- Exercise goal
The answer should be a single number: how many lines of the entries below hold the word "this".

- Given records
....................
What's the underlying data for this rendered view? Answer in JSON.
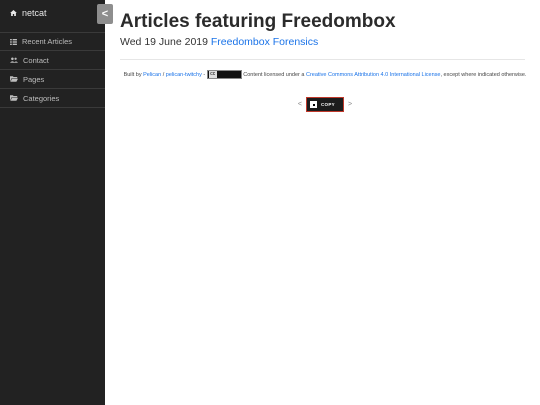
{
  "sidebar": {
    "brand": "netcat",
    "items": [
      {
        "label": "Recent Articles",
        "icon": "list-icon"
      },
      {
        "label": "Contact",
        "icon": "users-icon"
      },
      {
        "label": "Pages",
        "icon": "folder-open-icon"
      },
      {
        "label": "Categories",
        "icon": "folder-open-icon"
      }
    ]
  },
  "toggle": {
    "label": "<"
  },
  "main": {
    "title": "Articles featuring Freedombox",
    "date": "Wed 19 June 2019",
    "category_link": "Freedombox Forensics"
  },
  "footer": {
    "built_by": "Built by",
    "pelican": "Pelican",
    "slash": " / ",
    "theme": "pelican-twitchy",
    "dash": " - ",
    "license_pre": " Content licensed under a ",
    "license_link": "Creative Commons Attribution 4.0 International License",
    "license_post": ", except where indicated otherwise."
  },
  "pager": {
    "prev": "<",
    "next": ">",
    "badge_text": "COPY"
  }
}
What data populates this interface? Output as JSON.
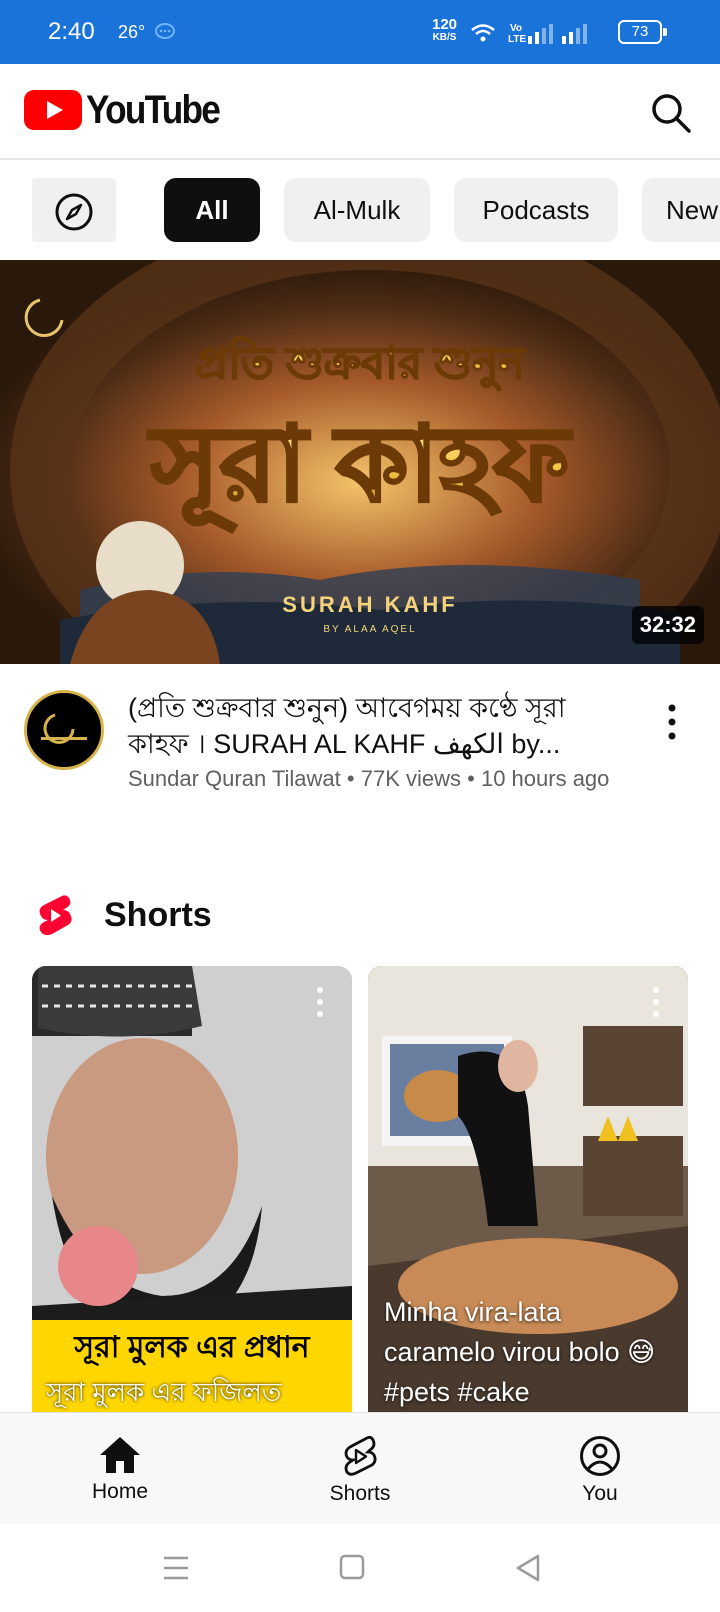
{
  "status_bar": {
    "time": "2:40",
    "temperature": "26°",
    "net_speed_value": "120",
    "net_speed_unit": "KB/S",
    "volte": "Vo\nLTE",
    "battery": "73"
  },
  "header": {
    "brand": "YouTube",
    "brand_color": "#ff0000"
  },
  "chips": [
    {
      "label": "All",
      "active": true
    },
    {
      "label": "Al-Mulk",
      "active": false
    },
    {
      "label": "Podcasts",
      "active": false
    },
    {
      "label": "New",
      "active": false
    }
  ],
  "video": {
    "duration": "32:32",
    "title": "(প্রতি শুক্রবার শুনুন) আবেগময় কণ্ঠে সূরা কাহফ । SURAH AL KAHF الكهف by...",
    "channel": "Sundar Quran Tilawat",
    "views": "77K views",
    "age": "10 hours ago",
    "thumb_line1": "প্রতি শুক্রবার শুনুন",
    "thumb_line2": "সূরা কাহফ",
    "thumb_line3": "SURAH KAHF",
    "thumb_line4": "BY ALAA AQEL"
  },
  "shorts": {
    "section_title": "Shorts",
    "items": [
      {
        "band_text": "সূরা মুলক এর প্রধান",
        "band_sub": "সূরা মুলক এর ফজিলত"
      },
      {
        "caption": "Minha vira-lata caramelo virou bolo 😅 #pets #cake"
      }
    ]
  },
  "bottom_nav": [
    {
      "label": "Home",
      "icon": "home-icon"
    },
    {
      "label": "Shorts",
      "icon": "shorts-icon"
    },
    {
      "label": "You",
      "icon": "account-icon"
    }
  ]
}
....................
- Expected answer
2